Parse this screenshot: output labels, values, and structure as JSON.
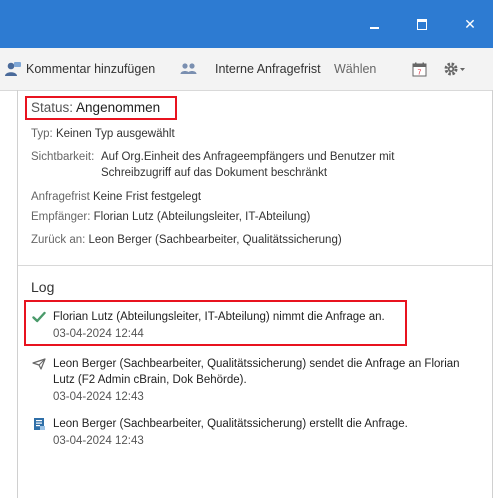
{
  "window": {
    "minimize_icon": "minimize-icon",
    "maximize_icon": "maximize-icon",
    "close_icon": "close-icon",
    "close_glyph": "✕",
    "accent": "#2d7bd2"
  },
  "toolbar": {
    "comment_label": "Kommentar hinzufügen",
    "frist_label": "Interne Anfragefrist",
    "waehlen_label": "Wählen"
  },
  "details": {
    "status_label": "Status:",
    "status_value": "Angenommen",
    "typ_label": "Typ:",
    "typ_value": "Keinen Typ ausgewählt",
    "sichtbarkeit_label": "Sichtbarkeit:",
    "sichtbarkeit_value_1": "Auf Org.Einheit des Anfrageempfängers und Benutzer mit",
    "sichtbarkeit_value_2": "Schreibzugriff auf das Dokument beschränkt",
    "anfragefrist_label": "Anfragefrist",
    "anfragefrist_value": "Keine Frist festgelegt",
    "empfaenger_label": "Empfänger:",
    "empfaenger_value": "Florian Lutz (Abteilungsleiter, IT-Abteilung)",
    "zurueck_label": "Zurück an:",
    "zurueck_value": "Leon Berger (Sachbearbeiter, Qualitätssicherung)"
  },
  "log": {
    "title": "Log",
    "entries": [
      {
        "icon": "checkmark-icon",
        "text": "Florian Lutz (Abteilungsleiter, IT-Abteilung) nimmt die Anfrage an.",
        "timestamp": "03-04-2024 12:44"
      },
      {
        "icon": "send-icon",
        "text": "Leon Berger (Sachbearbeiter, Qualitätssicherung) sendet die Anfrage an Florian Lutz (F2 Admin cBrain, Dok Behörde).",
        "timestamp": "03-04-2024 12:43"
      },
      {
        "icon": "document-icon",
        "text": "Leon Berger (Sachbearbeiter, Qualitätssicherung) erstellt die Anfrage.",
        "timestamp": "03-04-2024 12:43"
      }
    ]
  }
}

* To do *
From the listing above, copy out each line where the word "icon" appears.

* Written answer *
    "minimize_icon": "minimize-icon",
    "maximize_icon": "maximize-icon",
    "close_icon": "close-icon",
        "icon": "checkmark-icon",
        "icon": "send-icon",
        "icon": "document-icon",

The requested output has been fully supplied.